The main disadvantage to IPM is the time, knowledge and resources needed to be able to successfully implement an IPM strategy.

It takes time to implement the strategy as each stage needs to be planned beforehand, with knowledge such as the pests life cycle playing an important role in the control methods used. Time and resources are also needed to determine which control methods are the best, as this may take some trial and error before settling for the most effective one.

These disadvantages can be minimized with assistance from organizations or the government in education and training to make it easier for farmers and individuals to implement IPM.

References

Environmental Protection Agency. (2022). Integrated Pest Management (IPM) Principles. https://www.epa.gov/safepestcontrol/integrated-pest-management-ipm-principles

IPM Institute of North America. (2022). What is Integrated Pest Management?. https://ipminstitute.org/what-is-integrated-pest-management/ 

Planet Bee Foundation. (2021). Bees: An Environmental Keystone. https://www.planetbee.org/planet-bee-blog//bees-an-environmental-keystone

Province of British Columbia. (2022). Integrated Pest Management. https://www2.gov.bc.ca/gov/content/industry/agriculture-seafood/animals-and-crops/plant-health/integrated-pest-management

Soomro, A. (2022). Pros and Cons of Integrated Pest Management. Environment Buddy.

About Post Author

Alicia Advincula

Alicia graduated from the University of Guelph with an Honours Bachelor of Bio-Resource Management degree in Environmental Management in 2020. Through the years of 2020-2022 she completed a Certificate in Business and a Certificate in Environmental Conservation also at the University of Guelph, to broaden her understanding and skills in these areas. Alicia’s passions lie in Environmental Education, Sustainability, Corporate Social Responsibility (CSR) and Environmental, Social, Governance (ESG). In her free time she enjoys working on her knowledge and skills in these areas, completing multiple ISO and other CSR and ESG online courses
Happy
Happy
0 %
Sad
Sad
0 %
Excited
Excited
0 %
Sleepy
Sleepy
0 %
Angry
Angry
0 %
Surprise
Surprise
0 %
Alicia Advincula

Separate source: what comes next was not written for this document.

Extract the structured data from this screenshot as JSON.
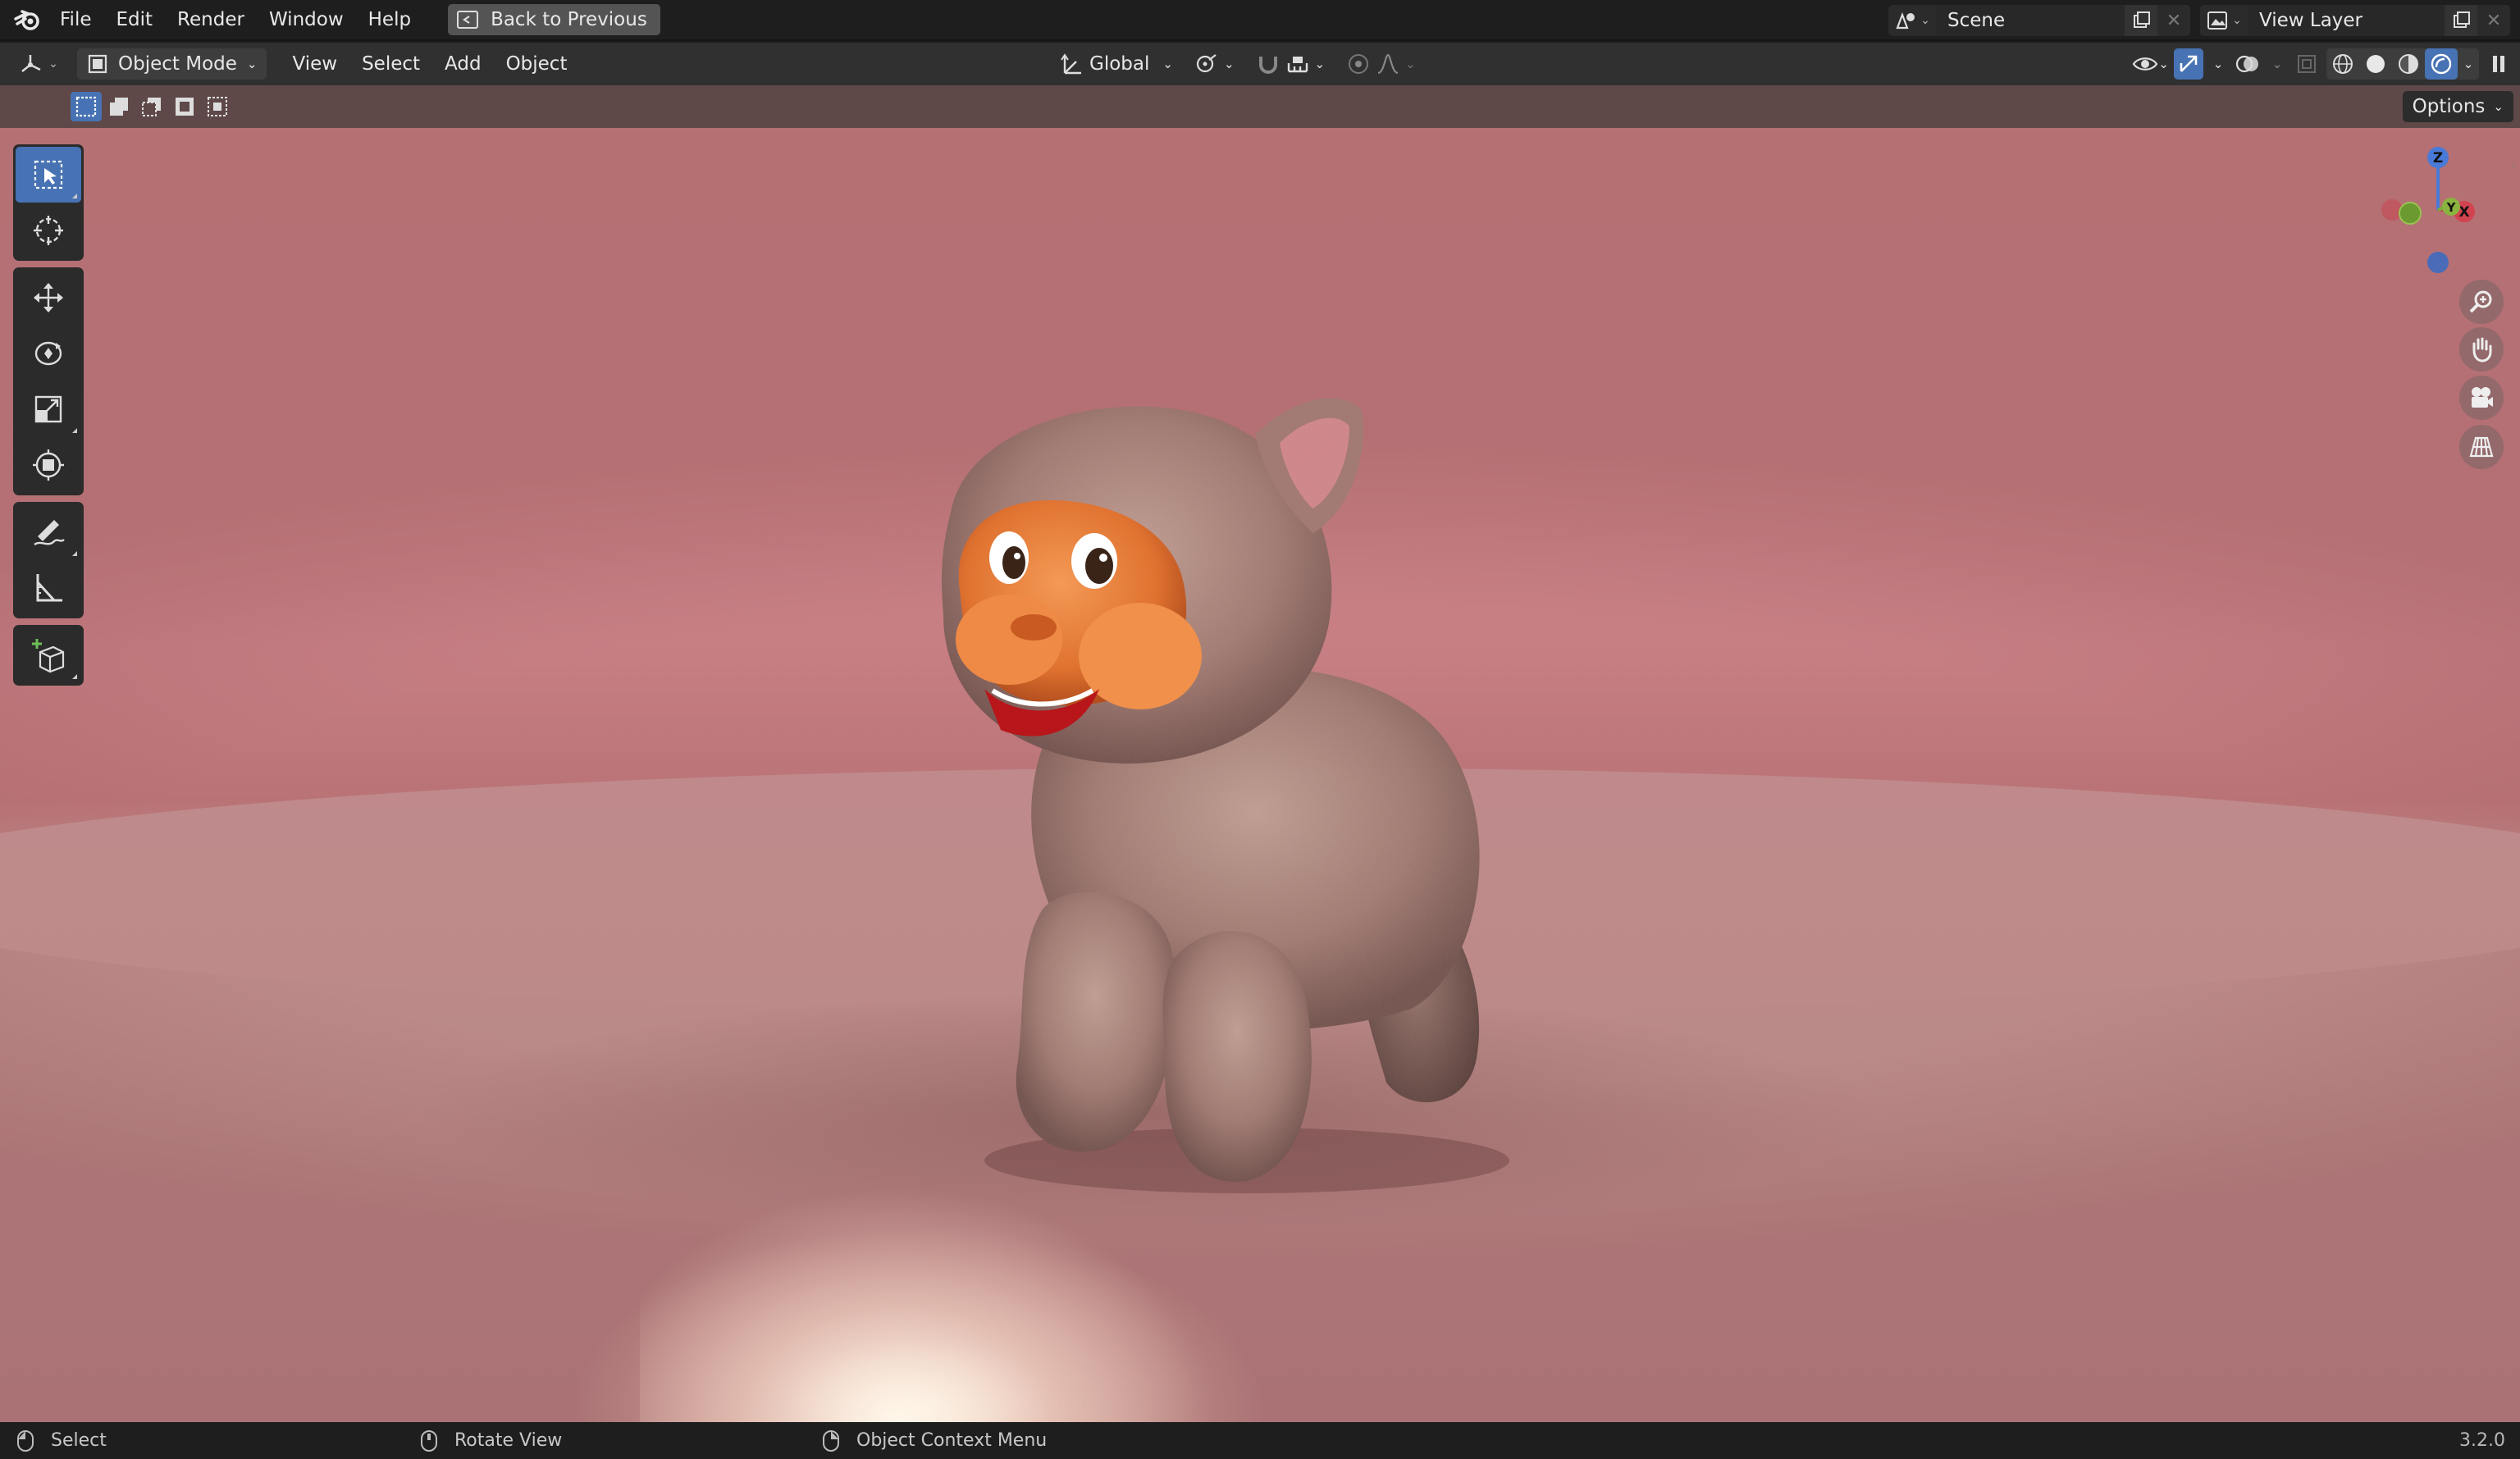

Average Rating

5 Star
0%
4 Star
0%
3 Star
0%
2 Star
0%
1 Star
0%

Leave a Reply

Your email address will not be published. Required fields are marked *